With Cleopatra’s death, and Caesarion’s subsequent murder, the rule of the Ptolemaic Dynasty came to an end and Egypt became a mere Roman Province.

Ptolemaic Floor Mosaic of a Dog from Alexandria, Egypt, 2nd Century BC

The central medallion or emblem carries the picture of a dog, the first time ever such a motif is found on a floor mosaic in Alexandria. The dog is resting on his hind legs close to an upturned Greek vessel.

The Greeks used mosaics to decorate their floors in public places and private dwellings by using tesserae in many ways. Tesserae are the small pieces of stone, limestone, marble, glass or clay, which are cut in a small cubic form, hence their name. The Greek floor coverings became a complete tableau depicting plants, animals, geometrical designs and Greek/ Hellenistic motifs.

The Romans adopted also this art to cover their floors in homes and temples, as well as in their tombs. The Romans applied the same techniques of the Greeks. They also introduced new innovations in the manufacturing process.

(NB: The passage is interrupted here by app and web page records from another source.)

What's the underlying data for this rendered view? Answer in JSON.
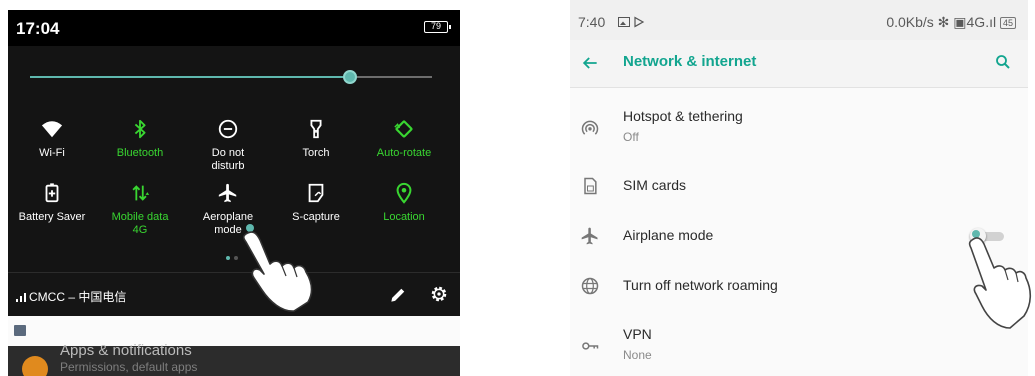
{
  "left_panel": {
    "status": {
      "time": "17:04",
      "battery": "79"
    },
    "brightness_level": 0.8,
    "tiles": [
      {
        "label": "Wi-Fi",
        "sub": "",
        "icon": "wifi-icon",
        "active": false
      },
      {
        "label": "Bluetooth",
        "sub": "",
        "icon": "bluetooth-icon",
        "active": true
      },
      {
        "label": "Do not",
        "sub": "disturb",
        "icon": "do-not-disturb-icon",
        "active": false
      },
      {
        "label": "Torch",
        "sub": "",
        "icon": "torch-icon",
        "active": false
      },
      {
        "label": "Auto-rotate",
        "sub": "",
        "icon": "auto-rotate-icon",
        "active": true
      },
      {
        "label": "Battery Saver",
        "sub": "",
        "icon": "battery-saver-icon",
        "active": false
      },
      {
        "label": "Mobile data",
        "sub": "4G",
        "icon": "mobile-data-icon",
        "active": true
      },
      {
        "label": "Aeroplane",
        "sub": "mode",
        "icon": "airplane-icon",
        "active": false
      },
      {
        "label": "S-capture",
        "sub": "",
        "icon": "screenshot-icon",
        "active": false
      },
      {
        "label": "Location",
        "sub": "",
        "icon": "location-icon",
        "active": true
      }
    ],
    "carrier": "CMCC – 中国电信",
    "behind_list": {
      "title": "Apps & notifications",
      "subtitle": "Permissions, default apps"
    },
    "colors": {
      "active": "#39d631",
      "accent": "#5fb8ae",
      "panel": "#141414"
    }
  },
  "right_panel": {
    "status": {
      "time": "7:40",
      "speed": "0.0Kb/s ✻ ▣4G.ıl",
      "battery": "45"
    },
    "header": {
      "title": "Network & internet"
    },
    "rows": [
      {
        "title": "Hotspot & tethering",
        "subtitle": "Off",
        "icon": "hotspot-icon"
      },
      {
        "title": "SIM cards",
        "subtitle": "",
        "icon": "sim-card-icon"
      },
      {
        "title": "Airplane mode",
        "subtitle": "",
        "icon": "airplane-icon"
      },
      {
        "title": "Turn off network roaming",
        "subtitle": "",
        "icon": "globe-icon"
      },
      {
        "title": "VPN",
        "subtitle": "None",
        "icon": "vpn-key-icon"
      }
    ],
    "airplane_mode_on": false,
    "colors": {
      "accent": "#12a58f"
    }
  }
}
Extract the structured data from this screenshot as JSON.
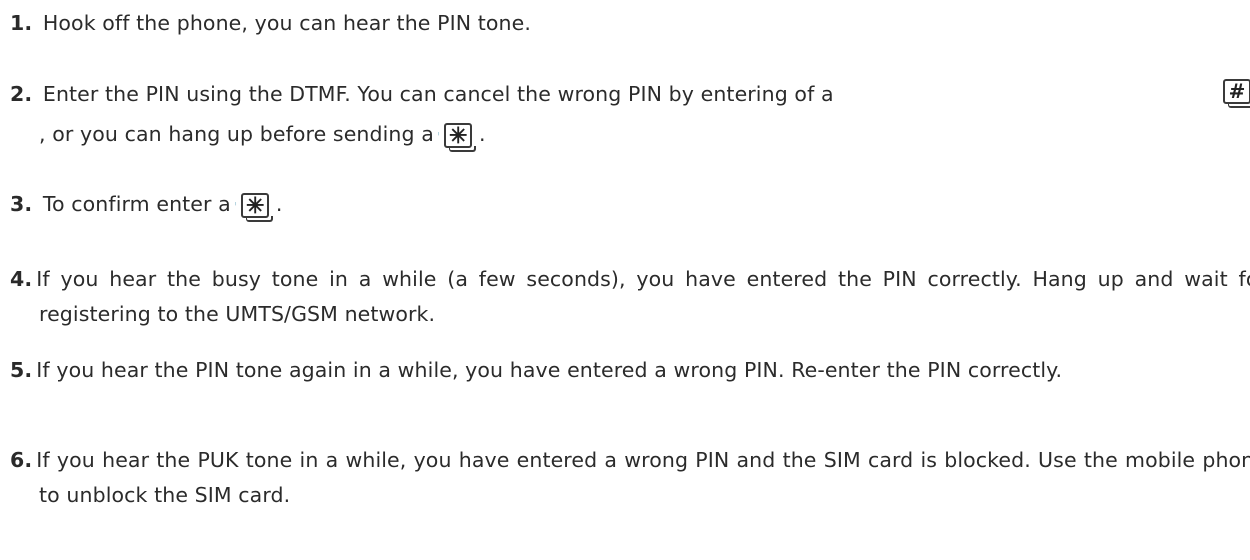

The most ancient piece of mosaic was discovered in Ancient Iraq. It is from the Uruk civilization which dates back to 4000 years BC. Mosaic art disappeared after that time and reappeared again at the beginning of the 5th century BC.